Date: Wed, 8 Nov 1995 15:02:44 -0700
From: Bruce Gelder bgelder[AT SYMBOL GOES HERE]CAMEL.SIM.ES.COM
Subject: Re: supervisor/coupon
I say /kupan/ and /m[AT SYMBOL GOES HERE]rkj[AT SYMBOL GOES HERE]ri/, but I remember during childhood consciously
changing to those pronunciations, upon correction by my parents
(independently for each word), from /kjupan/ and /m[AT SYMBOL GOES HERE]rk[AT SYMBOL GOES HERE]ri/.
I was kind of hoping to get at least one response delving into the

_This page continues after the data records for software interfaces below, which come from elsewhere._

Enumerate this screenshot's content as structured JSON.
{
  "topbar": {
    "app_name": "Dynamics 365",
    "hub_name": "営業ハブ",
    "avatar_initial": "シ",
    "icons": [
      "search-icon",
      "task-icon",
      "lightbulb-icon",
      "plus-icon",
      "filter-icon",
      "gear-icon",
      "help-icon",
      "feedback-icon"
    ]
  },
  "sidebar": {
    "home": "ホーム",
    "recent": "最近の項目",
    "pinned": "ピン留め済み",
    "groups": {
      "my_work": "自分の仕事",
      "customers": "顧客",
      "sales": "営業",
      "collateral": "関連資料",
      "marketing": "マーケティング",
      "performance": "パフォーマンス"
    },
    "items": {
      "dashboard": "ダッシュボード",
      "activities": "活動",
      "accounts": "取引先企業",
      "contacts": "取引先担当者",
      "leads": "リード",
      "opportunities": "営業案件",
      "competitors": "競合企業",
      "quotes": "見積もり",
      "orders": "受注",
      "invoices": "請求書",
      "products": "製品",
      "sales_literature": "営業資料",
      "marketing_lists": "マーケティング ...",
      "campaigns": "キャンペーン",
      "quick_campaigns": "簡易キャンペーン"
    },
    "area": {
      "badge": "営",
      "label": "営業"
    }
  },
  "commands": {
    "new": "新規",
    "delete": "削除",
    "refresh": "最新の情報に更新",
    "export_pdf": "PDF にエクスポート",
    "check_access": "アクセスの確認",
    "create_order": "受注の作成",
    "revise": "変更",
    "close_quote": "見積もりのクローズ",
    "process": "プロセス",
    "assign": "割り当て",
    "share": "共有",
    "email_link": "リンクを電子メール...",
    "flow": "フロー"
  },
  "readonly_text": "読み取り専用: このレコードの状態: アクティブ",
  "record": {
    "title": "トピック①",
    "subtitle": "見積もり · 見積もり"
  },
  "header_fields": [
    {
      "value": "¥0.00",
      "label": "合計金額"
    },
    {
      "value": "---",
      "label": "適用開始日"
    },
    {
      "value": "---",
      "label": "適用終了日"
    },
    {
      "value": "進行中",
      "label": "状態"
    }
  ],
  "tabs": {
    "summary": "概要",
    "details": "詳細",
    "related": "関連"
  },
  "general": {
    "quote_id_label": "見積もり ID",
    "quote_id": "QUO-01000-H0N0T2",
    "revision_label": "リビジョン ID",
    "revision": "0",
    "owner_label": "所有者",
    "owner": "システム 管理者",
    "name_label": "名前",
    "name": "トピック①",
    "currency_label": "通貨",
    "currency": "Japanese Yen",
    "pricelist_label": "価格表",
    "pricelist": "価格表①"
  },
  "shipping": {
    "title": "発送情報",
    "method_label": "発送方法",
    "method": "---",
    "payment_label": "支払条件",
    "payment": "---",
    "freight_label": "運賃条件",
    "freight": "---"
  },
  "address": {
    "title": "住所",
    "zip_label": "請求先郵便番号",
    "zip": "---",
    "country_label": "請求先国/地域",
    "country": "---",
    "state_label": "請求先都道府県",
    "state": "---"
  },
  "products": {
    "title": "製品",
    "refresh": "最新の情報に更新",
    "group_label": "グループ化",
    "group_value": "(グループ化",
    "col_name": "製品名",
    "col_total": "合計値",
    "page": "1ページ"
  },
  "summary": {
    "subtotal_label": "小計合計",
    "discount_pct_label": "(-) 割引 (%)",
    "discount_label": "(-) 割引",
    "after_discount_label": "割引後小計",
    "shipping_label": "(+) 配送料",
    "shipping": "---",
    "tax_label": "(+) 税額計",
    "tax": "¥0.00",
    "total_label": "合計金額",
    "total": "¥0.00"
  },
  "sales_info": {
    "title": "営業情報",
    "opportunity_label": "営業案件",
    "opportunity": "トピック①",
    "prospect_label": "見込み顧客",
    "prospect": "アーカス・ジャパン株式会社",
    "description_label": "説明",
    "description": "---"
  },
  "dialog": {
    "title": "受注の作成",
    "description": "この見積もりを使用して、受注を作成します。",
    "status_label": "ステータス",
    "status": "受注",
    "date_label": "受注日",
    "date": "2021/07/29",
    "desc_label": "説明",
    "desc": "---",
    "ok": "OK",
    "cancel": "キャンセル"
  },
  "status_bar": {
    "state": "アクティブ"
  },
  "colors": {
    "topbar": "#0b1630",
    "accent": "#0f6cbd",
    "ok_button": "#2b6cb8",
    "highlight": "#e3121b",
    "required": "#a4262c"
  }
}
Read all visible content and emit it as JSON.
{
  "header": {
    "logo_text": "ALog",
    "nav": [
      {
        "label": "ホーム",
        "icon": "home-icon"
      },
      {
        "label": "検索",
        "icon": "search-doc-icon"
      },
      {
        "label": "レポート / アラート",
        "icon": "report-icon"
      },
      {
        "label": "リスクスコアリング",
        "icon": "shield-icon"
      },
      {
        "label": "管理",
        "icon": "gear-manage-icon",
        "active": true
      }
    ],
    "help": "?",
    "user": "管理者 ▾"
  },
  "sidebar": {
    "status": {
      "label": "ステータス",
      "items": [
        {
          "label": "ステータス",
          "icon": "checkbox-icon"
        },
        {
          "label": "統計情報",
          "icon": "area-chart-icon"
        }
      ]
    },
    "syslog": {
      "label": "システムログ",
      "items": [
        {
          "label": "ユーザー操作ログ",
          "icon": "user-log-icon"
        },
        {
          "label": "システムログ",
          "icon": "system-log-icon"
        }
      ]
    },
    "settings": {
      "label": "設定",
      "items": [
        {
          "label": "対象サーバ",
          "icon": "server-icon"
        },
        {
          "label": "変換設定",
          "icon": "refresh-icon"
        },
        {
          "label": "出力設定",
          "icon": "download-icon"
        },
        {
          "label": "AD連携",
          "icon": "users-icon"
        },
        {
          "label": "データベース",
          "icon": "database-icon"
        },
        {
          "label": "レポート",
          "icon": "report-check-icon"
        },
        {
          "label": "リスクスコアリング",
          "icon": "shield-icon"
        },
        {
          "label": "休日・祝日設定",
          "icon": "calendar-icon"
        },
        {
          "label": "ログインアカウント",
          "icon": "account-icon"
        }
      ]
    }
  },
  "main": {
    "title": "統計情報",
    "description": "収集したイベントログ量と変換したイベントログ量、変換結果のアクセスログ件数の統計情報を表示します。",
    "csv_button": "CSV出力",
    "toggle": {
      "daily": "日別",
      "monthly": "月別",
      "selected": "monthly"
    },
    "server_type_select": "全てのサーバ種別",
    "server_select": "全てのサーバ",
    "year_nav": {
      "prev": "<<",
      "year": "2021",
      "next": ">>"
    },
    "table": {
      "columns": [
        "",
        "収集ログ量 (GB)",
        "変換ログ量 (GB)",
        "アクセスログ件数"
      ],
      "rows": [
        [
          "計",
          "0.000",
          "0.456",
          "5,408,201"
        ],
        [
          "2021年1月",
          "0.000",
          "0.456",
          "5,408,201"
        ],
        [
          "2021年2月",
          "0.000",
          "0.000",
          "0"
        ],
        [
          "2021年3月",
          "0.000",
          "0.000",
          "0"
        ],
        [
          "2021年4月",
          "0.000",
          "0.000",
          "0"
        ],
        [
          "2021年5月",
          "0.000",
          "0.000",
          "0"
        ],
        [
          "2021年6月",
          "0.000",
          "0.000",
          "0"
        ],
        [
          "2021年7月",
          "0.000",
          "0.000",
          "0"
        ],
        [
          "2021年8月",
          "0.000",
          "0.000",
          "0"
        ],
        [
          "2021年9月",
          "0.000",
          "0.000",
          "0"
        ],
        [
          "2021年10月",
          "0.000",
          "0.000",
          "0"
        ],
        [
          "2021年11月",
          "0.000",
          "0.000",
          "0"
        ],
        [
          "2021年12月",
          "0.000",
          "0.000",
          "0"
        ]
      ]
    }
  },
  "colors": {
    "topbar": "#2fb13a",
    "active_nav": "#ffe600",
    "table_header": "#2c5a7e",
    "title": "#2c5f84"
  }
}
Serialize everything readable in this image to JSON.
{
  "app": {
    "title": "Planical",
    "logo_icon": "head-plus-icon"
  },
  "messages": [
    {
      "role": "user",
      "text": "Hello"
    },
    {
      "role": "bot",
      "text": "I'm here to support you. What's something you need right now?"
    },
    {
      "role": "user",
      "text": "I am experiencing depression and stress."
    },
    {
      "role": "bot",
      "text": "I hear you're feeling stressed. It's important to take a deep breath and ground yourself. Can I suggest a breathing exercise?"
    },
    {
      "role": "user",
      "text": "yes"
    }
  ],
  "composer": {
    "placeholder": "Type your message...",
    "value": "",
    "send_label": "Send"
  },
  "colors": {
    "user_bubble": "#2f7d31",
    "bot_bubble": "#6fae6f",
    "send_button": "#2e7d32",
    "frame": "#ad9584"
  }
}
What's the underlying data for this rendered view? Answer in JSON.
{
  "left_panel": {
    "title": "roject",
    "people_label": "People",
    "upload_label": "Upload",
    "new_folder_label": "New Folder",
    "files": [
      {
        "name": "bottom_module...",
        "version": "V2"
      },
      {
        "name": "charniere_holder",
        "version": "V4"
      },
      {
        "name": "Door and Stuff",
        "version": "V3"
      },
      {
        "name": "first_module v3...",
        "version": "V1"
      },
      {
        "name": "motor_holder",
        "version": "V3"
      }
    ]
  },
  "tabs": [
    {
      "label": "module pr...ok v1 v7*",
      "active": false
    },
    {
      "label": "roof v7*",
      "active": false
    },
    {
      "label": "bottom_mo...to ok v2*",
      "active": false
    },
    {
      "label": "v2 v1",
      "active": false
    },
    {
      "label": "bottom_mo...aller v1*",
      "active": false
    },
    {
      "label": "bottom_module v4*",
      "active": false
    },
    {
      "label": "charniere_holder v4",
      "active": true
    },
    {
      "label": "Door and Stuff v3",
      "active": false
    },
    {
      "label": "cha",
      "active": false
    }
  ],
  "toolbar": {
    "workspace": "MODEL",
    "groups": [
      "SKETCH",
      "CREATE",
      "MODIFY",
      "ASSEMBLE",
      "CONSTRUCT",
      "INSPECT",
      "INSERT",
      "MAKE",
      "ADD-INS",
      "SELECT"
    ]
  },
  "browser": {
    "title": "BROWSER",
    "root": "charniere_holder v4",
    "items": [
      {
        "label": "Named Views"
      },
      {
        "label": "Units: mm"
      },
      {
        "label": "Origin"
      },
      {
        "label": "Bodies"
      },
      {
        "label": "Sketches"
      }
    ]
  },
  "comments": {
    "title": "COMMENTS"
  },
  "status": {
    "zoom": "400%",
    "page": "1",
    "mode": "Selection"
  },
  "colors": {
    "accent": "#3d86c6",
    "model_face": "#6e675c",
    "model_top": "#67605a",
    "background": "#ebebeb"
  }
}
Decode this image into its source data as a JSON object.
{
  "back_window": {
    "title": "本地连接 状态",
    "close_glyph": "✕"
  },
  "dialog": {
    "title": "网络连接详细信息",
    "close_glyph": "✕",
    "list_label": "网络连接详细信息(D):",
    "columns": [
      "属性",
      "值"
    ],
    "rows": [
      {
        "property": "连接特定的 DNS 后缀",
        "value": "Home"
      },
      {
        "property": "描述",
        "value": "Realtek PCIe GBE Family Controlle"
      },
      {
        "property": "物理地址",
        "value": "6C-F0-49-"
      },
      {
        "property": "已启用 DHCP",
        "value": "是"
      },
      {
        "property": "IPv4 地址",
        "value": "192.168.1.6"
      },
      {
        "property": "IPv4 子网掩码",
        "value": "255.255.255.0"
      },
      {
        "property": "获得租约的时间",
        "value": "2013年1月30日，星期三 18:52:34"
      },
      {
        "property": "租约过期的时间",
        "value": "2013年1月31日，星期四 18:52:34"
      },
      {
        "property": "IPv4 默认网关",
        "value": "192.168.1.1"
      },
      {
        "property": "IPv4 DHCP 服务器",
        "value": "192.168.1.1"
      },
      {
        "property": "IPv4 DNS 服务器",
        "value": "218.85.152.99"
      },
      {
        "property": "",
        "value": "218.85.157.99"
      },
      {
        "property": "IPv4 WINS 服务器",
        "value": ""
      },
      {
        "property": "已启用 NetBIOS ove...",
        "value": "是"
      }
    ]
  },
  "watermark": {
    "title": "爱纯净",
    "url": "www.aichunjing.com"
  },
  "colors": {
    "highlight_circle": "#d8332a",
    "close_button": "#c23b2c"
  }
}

sociolinguistic aspects of the glide phenomenon. I have a sense (without
supporting data to back it up) that in several of the words that have a glide
in some dialects but that lack it in others, the glide is sociolinguistically
motivated at least as much as it is phonologically motivated. Consider,
for example, the nyuz/nu:z pair (for "news"), or the fIgy[AT SYMBOL GOES HERE]r/fIgg[AT SYMBOL GOES HERE]r pair
(for "figure"). I find that most people I listen to (even Dan Rather)
omit the glide in "figure" (the verb, not the noun), even though most of
them swear up and down that it just ain't so. There seems to be a perception
(around here, at least) that people who omit the glide in "figure" and "news"
are socially inferior to those who pronounce it, but that those who include
the glide in "coupon" and even "mercury" are socially inferior somehow.
Or am I just byarking up the wrong tree?
(bgelder[AT SYMBOL GOES HERE]es.com)
P.S. "Here" is the Salt Lake City area.